Work item >>
Nothing in the records below should be altered when they are retyped.

==== Records

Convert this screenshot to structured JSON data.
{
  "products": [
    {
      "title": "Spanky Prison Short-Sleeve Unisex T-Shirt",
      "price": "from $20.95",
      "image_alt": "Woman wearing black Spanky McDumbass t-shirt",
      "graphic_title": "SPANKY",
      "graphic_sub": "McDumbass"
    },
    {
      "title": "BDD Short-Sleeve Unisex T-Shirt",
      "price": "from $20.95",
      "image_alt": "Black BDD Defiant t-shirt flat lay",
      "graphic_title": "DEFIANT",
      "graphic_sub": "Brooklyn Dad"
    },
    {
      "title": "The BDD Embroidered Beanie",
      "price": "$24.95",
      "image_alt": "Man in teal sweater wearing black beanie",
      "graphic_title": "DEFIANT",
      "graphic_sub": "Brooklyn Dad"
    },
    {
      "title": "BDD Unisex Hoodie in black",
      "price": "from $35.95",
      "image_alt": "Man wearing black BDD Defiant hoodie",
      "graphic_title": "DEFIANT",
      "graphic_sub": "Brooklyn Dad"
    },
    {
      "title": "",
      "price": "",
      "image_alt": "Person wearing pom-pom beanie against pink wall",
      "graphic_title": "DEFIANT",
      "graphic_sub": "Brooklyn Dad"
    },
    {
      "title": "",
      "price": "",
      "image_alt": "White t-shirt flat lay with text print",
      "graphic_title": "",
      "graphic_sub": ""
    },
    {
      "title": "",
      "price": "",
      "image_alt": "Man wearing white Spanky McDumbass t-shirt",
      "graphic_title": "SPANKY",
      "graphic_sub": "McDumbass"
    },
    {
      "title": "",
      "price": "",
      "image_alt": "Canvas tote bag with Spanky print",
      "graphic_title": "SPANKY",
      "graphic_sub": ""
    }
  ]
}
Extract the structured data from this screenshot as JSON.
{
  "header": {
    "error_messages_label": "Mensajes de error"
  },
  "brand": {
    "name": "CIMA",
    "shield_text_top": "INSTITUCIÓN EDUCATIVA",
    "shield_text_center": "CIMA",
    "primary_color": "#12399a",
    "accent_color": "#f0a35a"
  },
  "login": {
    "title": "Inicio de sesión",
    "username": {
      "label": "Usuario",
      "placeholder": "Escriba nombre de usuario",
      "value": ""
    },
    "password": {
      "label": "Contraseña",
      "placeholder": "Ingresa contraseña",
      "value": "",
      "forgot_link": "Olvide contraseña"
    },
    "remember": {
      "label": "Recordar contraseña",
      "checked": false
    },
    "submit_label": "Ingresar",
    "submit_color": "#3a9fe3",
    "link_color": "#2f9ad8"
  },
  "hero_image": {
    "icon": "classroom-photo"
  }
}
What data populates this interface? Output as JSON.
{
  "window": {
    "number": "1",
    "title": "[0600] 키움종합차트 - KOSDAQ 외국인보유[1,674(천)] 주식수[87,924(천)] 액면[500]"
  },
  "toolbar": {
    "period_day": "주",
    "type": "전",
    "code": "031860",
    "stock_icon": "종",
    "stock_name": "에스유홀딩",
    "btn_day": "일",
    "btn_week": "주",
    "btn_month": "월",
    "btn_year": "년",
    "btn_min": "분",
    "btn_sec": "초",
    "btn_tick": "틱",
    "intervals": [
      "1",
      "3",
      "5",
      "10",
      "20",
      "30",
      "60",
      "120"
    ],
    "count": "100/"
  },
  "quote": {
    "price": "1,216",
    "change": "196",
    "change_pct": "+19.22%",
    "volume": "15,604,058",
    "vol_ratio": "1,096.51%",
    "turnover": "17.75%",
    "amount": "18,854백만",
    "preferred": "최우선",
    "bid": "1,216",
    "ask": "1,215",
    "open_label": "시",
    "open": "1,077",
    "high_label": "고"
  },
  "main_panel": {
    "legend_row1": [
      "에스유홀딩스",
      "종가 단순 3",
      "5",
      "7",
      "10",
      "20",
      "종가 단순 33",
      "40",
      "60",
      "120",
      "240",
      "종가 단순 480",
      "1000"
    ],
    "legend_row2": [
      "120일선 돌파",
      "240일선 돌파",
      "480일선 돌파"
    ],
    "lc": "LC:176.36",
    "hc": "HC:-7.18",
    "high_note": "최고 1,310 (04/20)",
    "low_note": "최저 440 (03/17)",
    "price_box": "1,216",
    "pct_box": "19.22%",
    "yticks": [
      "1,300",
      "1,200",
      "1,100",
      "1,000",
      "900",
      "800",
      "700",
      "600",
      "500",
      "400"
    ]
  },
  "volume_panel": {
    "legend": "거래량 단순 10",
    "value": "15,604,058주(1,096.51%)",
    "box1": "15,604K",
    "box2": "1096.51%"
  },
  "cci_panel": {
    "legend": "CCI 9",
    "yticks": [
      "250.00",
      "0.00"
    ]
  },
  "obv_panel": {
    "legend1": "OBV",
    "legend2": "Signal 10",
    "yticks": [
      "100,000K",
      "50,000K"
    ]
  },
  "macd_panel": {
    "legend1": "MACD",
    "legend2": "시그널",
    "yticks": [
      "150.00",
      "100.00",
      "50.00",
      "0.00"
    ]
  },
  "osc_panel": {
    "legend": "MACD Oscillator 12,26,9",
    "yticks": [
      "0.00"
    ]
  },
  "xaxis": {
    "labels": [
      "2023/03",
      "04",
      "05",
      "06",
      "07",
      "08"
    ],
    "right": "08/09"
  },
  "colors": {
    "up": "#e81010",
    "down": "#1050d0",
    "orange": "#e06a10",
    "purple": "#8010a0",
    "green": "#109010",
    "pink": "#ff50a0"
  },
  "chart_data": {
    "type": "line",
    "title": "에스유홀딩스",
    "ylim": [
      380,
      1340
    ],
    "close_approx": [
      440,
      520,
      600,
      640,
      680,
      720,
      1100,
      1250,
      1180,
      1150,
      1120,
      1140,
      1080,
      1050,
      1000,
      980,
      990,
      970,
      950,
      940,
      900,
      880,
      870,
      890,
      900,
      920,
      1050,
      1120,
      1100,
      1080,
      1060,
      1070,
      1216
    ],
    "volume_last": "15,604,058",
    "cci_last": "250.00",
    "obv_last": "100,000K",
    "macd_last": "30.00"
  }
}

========

Exercise answer >>
Convert this screenshot to structured JSON data.
{
  "products": [
    {
      "title": "Spanky Prison Short-Sleeve Unisex T-Shirt",
      "price": "from $20.95",
      "image_alt": "Woman wearing black Spanky McDumbass t-shirt",
      "graphic_title": "SPANKY",
      "graphic_sub": "McDumbass"
    },
    {
      "title": "BDD Short-Sleeve Unisex T-Shirt",
      "price": "from $20.95",
      "image_alt": "Black BDD Defiant t-shirt flat lay",
      "graphic_title": "DEFIANT",
      "graphic_sub": "Brooklyn Dad"
    },
    {
      "title": "The BDD Embroidered Beanie",
      "price": "$24.95",
      "image_alt": "Man in teal sweater wearing black beanie",
      "graphic_title": "DEFIANT",
      "graphic_sub": "Brooklyn Dad"
    },
    {
      "title": "BDD Unisex Hoodie in black",
      "price": "from $35.95",
      "image_alt": "Man wearing black BDD Defiant hoodie",
      "graphic_title": "DEFIANT",
      "graphic_sub": "Brooklyn Dad"
    },
    {
      "title": "",
      "price": "",
      "image_alt": "Person wearing pom-pom beanie against pink wall",
      "graphic_title": "DEFIANT",
      "graphic_sub": "Brooklyn Dad"
    },
    {
      "title": "",
      "price": "",
      "image_alt": "White t-shirt flat lay with text print",
      "graphic_title": "",
      "graphic_sub": ""
    },
    {
      "title": "",
      "price": "",
      "image_alt": "Man wearing white Spanky McDumbass t-shirt",
      "graphic_title": "SPANKY",
      "graphic_sub": "McDumbass"
    },
    {
      "title": "",
      "price": "",
      "image_alt": "Canvas tote bag with Spanky print",
      "graphic_title": "SPANKY",
      "graphic_sub": ""
    }
  ]
}
Extract the structured data from this screenshot as JSON.
{
  "header": {
    "error_messages_label": "Mensajes de error"
  },
  "brand": {
    "name": "CIMA",
    "shield_text_top": "INSTITUCIÓN EDUCATIVA",
    "shield_text_center": "CIMA",
    "primary_color": "#12399a",
    "accent_color": "#f0a35a"
  },
  "login": {
    "title": "Inicio de sesión",
    "username": {
      "label": "Usuario",
      "placeholder": "Escriba nombre de usuario",
      "value": ""
    },
    "password": {
      "label": "Contraseña",
      "placeholder": "Ingresa contraseña",
      "value": "",
      "forgot_link": "Olvide contraseña"
    },
    "remember": {
      "label": "Recordar contraseña",
      "checked": false
    },
    "submit_label": "Ingresar",
    "submit_color": "#3a9fe3",
    "link_color": "#2f9ad8"
  },
  "hero_image": {
    "icon": "classroom-photo"
  }
}
What data populates this interface? Output as JSON.
{
  "window": {
    "number": "1",
    "title": "[0600] 키움종합차트 - KOSDAQ 외국인보유[1,674(천)] 주식수[87,924(천)] 액면[500]"
  },
  "toolbar": {
    "period_day": "주",
    "type": "전",
    "code": "031860",
    "stock_icon": "종",
    "stock_name": "에스유홀딩",
    "btn_day": "일",
    "btn_week": "주",
    "btn_month": "월",
    "btn_year": "년",
    "btn_min": "분",
    "btn_sec": "초",
    "btn_tick": "틱",
    "intervals": [
      "1",
      "3",
      "5",
      "10",
      "20",
      "30",
      "60",
      "120"
    ],
    "count": "100/"
  },
  "quote": {
    "price": "1,216",
    "change": "196",
    "change_pct": "+19.22%",
    "volume": "15,604,058",
    "vol_ratio": "1,096.51%",
    "turnover": "17.75%",
    "amount": "18,854백만",
    "preferred": "최우선",
    "bid": "1,216",
    "ask": "1,215",
    "open_label": "시",
    "open": "1,077",
    "high_label": "고"
  },
  "main_panel": {
    "legend_row1": [
      "에스유홀딩스",
      "종가 단순 3",
      "5",
      "7",
      "10",
      "20",
      "종가 단순 33",
      "40",
      "60",
      "120",
      "240",
      "종가 단순 480",
      "1000"
    ],
    "legend_row2": [
      "120일선 돌파",
      "240일선 돌파",
      "480일선 돌파"
    ],
    "lc": "LC:176.36",
    "hc": "HC:-7.18",
    "high_note": "최고 1,310 (04/20)",
    "low_note": "최저 440 (03/17)",
    "price_box": "1,216",
    "pct_box": "19.22%",
    "yticks": [
      "1,300",
      "1,200",
      "1,100",
      "1,000",
      "900",
      "800",
      "700",
      "600",
      "500",
      "400"
    ]
  },
  "volume_panel": {
    "legend": "거래량 단순 10",
    "value": "15,604,058주(1,096.51%)",
    "box1": "15,604K",
    "box2": "1096.51%"
  },
  "cci_panel": {
    "legend": "CCI 9",
    "yticks": [
      "250.00",
      "0.00"
    ]
  },
  "obv_panel": {
    "legend1": "OBV",
    "legend2": "Signal 10",
    "yticks": [
      "100,000K",
      "50,000K"
    ]
  },
  "macd_panel": {
    "legend1": "MACD",
    "legend2": "시그널",
    "yticks": [
      "150.00",
      "100.00",
      "50.00",
      "0.00"
    ]
  },
  "osc_panel": {
    "legend": "MACD Oscillator 12,26,9",
    "yticks": [
      "0.00"
    ]
  },
  "xaxis": {
    "labels": [
      "2023/03",
      "04",
      "05",
      "06",
      "07",
      "08"
    ],
    "right": "08/09"
  },
  "colors": {
    "up": "#e81010",
    "down": "#1050d0",
    "orange": "#e06a10",
    "purple": "#8010a0",
    "green": "#109010",
    "pink": "#ff50a0"
  },
  "chart_data": {
    "type": "line",
    "title": "에스유홀딩스",
    "ylim": [
      380,
      1340
    ],
    "close_approx": [
      440,
      520,
      600,
      640,
      680,
      720,
      1100,
      1250,
      1180,
      1150,
      1120,
      1140,
      1080,
      1050,
      1000,
      980,
      990,
      970,
      950,
      940,
      900,
      880,
      870,
      890,
      900,
      920,
      1050,
      1120,
      1100,
      1080,
      1060,
      1070,
      1216
    ],
    "volume_last": "15,604,058",
    "cci_last": "250.00",
    "obv_last": "100,000K",
    "macd_last": "30.00"
  }
}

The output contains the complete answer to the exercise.